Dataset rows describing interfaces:
◇ ◇ ◇ ◇ ◇

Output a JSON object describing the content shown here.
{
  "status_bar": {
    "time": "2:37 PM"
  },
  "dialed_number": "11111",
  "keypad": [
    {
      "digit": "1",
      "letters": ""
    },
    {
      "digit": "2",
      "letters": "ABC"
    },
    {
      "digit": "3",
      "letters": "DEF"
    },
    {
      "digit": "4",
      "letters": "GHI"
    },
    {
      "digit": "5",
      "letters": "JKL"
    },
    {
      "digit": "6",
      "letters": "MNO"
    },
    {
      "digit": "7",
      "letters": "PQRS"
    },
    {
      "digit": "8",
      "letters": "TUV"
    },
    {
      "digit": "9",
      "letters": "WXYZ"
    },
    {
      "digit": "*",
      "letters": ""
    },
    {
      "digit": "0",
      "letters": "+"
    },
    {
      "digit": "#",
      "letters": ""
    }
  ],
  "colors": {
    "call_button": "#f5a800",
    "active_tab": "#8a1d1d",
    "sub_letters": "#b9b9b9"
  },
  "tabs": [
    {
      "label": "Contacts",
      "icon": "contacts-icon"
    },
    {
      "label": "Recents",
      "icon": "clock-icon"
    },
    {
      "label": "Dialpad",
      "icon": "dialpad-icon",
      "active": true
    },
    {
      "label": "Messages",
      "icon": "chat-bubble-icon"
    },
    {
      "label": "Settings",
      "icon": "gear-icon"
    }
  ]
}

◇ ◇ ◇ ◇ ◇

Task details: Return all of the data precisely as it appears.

Task result:
Output a JSON object describing the content shown here.
{
  "status_bar": {
    "time": "2:37 PM"
  },
  "dialed_number": "11111",
  "keypad": [
    {
      "digit": "1",
      "letters": ""
    },
    {
      "digit": "2",
      "letters": "ABC"
    },
    {
      "digit": "3",
      "letters": "DEF"
    },
    {
      "digit": "4",
      "letters": "GHI"
    },
    {
      "digit": "5",
      "letters": "JKL"
    },
    {
      "digit": "6",
      "letters": "MNO"
    },
    {
      "digit": "7",
      "letters": "PQRS"
    },
    {
      "digit": "8",
      "letters": "TUV"
    },
    {
      "digit": "9",
      "letters": "WXYZ"
    },
    {
      "digit": "*",
      "letters": ""
    },
    {
      "digit": "0",
      "letters": "+"
    },
    {
      "digit": "#",
      "letters": ""
    }
  ],
  "colors": {
    "call_button": "#f5a800",
    "active_tab": "#8a1d1d",
    "sub_letters": "#b9b9b9"
  },
  "tabs": [
    {
      "label": "Contacts",
      "icon": "contacts-icon"
    },
    {
      "label": "Recents",
      "icon": "clock-icon"
    },
    {
      "label": "Dialpad",
      "icon": "dialpad-icon",
      "active": true
    },
    {
      "label": "Messages",
      "icon": "chat-bubble-icon"
    },
    {
      "label": "Settings",
      "icon": "gear-icon"
    }
  ]
}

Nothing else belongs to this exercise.